#### How to complete this task:
Every line of the data below must be output exactly, with images left out.
(Beginning of Supplied information)
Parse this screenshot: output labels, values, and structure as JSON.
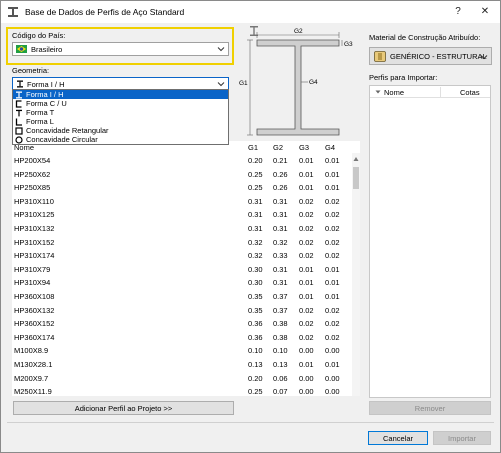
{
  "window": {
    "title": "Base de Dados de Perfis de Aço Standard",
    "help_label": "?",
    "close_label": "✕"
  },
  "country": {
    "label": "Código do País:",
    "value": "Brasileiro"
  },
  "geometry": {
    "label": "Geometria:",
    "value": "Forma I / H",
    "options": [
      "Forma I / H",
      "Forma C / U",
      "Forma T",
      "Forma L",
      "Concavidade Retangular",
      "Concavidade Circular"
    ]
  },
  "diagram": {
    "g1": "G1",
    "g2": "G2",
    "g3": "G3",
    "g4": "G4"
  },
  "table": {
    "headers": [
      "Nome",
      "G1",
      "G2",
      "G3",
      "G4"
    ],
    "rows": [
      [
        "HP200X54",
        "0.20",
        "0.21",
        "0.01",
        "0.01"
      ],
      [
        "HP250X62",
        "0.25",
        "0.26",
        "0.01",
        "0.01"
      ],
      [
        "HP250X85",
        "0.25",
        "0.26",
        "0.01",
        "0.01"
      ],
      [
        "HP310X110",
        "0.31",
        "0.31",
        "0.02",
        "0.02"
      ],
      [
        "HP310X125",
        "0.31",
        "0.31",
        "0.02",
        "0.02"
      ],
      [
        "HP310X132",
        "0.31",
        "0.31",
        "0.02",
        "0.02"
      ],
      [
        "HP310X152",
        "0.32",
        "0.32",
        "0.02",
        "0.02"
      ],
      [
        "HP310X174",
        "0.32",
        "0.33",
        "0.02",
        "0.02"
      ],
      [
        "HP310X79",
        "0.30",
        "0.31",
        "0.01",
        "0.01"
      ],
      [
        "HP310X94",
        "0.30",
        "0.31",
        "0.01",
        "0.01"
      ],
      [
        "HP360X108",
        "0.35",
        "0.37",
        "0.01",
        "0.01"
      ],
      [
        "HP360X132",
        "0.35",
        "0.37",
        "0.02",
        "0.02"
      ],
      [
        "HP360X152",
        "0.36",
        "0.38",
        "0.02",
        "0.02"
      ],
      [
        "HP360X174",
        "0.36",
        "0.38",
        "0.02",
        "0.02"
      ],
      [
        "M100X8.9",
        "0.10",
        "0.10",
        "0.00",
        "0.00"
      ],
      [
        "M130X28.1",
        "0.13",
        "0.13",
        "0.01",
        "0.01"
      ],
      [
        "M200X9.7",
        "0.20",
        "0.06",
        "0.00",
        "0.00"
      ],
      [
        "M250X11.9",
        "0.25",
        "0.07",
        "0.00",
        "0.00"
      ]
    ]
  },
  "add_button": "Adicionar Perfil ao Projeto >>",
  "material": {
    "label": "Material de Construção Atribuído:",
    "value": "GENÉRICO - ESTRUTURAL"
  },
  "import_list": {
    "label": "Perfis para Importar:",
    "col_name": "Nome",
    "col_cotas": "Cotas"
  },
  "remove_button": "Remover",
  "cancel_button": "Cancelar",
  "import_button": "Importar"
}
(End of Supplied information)
#### Worked solution:
Parse this screenshot: output labels, values, and structure as JSON.
{
  "window": {
    "title": "Base de Dados de Perfis de Aço Standard",
    "help_label": "?",
    "close_label": "✕"
  },
  "country": {
    "label": "Código do País:",
    "value": "Brasileiro"
  },
  "geometry": {
    "label": "Geometria:",
    "value": "Forma I / H",
    "options": [
      "Forma I / H",
      "Forma C / U",
      "Forma T",
      "Forma L",
      "Concavidade Retangular",
      "Concavidade Circular"
    ]
  },
  "diagram": {
    "g1": "G1",
    "g2": "G2",
    "g3": "G3",
    "g4": "G4"
  },
  "table": {
    "headers": [
      "Nome",
      "G1",
      "G2",
      "G3",
      "G4"
    ],
    "rows": [
      [
        "HP200X54",
        "0.20",
        "0.21",
        "0.01",
        "0.01"
      ],
      [
        "HP250X62",
        "0.25",
        "0.26",
        "0.01",
        "0.01"
      ],
      [
        "HP250X85",
        "0.25",
        "0.26",
        "0.01",
        "0.01"
      ],
      [
        "HP310X110",
        "0.31",
        "0.31",
        "0.02",
        "0.02"
      ],
      [
        "HP310X125",
        "0.31",
        "0.31",
        "0.02",
        "0.02"
      ],
      [
        "HP310X132",
        "0.31",
        "0.31",
        "0.02",
        "0.02"
      ],
      [
        "HP310X152",
        "0.32",
        "0.32",
        "0.02",
        "0.02"
      ],
      [
        "HP310X174",
        "0.32",
        "0.33",
        "0.02",
        "0.02"
      ],
      [
        "HP310X79",
        "0.30",
        "0.31",
        "0.01",
        "0.01"
      ],
      [
        "HP310X94",
        "0.30",
        "0.31",
        "0.01",
        "0.01"
      ],
      [
        "HP360X108",
        "0.35",
        "0.37",
        "0.01",
        "0.01"
      ],
      [
        "HP360X132",
        "0.35",
        "0.37",
        "0.02",
        "0.02"
      ],
      [
        "HP360X152",
        "0.36",
        "0.38",
        "0.02",
        "0.02"
      ],
      [
        "HP360X174",
        "0.36",
        "0.38",
        "0.02",
        "0.02"
      ],
      [
        "M100X8.9",
        "0.10",
        "0.10",
        "0.00",
        "0.00"
      ],
      [
        "M130X28.1",
        "0.13",
        "0.13",
        "0.01",
        "0.01"
      ],
      [
        "M200X9.7",
        "0.20",
        "0.06",
        "0.00",
        "0.00"
      ],
      [
        "M250X11.9",
        "0.25",
        "0.07",
        "0.00",
        "0.00"
      ]
    ]
  },
  "add_button": "Adicionar Perfil ao Projeto >>",
  "material": {
    "label": "Material de Construção Atribuído:",
    "value": "GENÉRICO - ESTRUTURAL"
  },
  "import_list": {
    "label": "Perfis para Importar:",
    "col_name": "Nome",
    "col_cotas": "Cotas"
  },
  "remove_button": "Remover",
  "cancel_button": "Cancelar",
  "import_button": "Importar"
}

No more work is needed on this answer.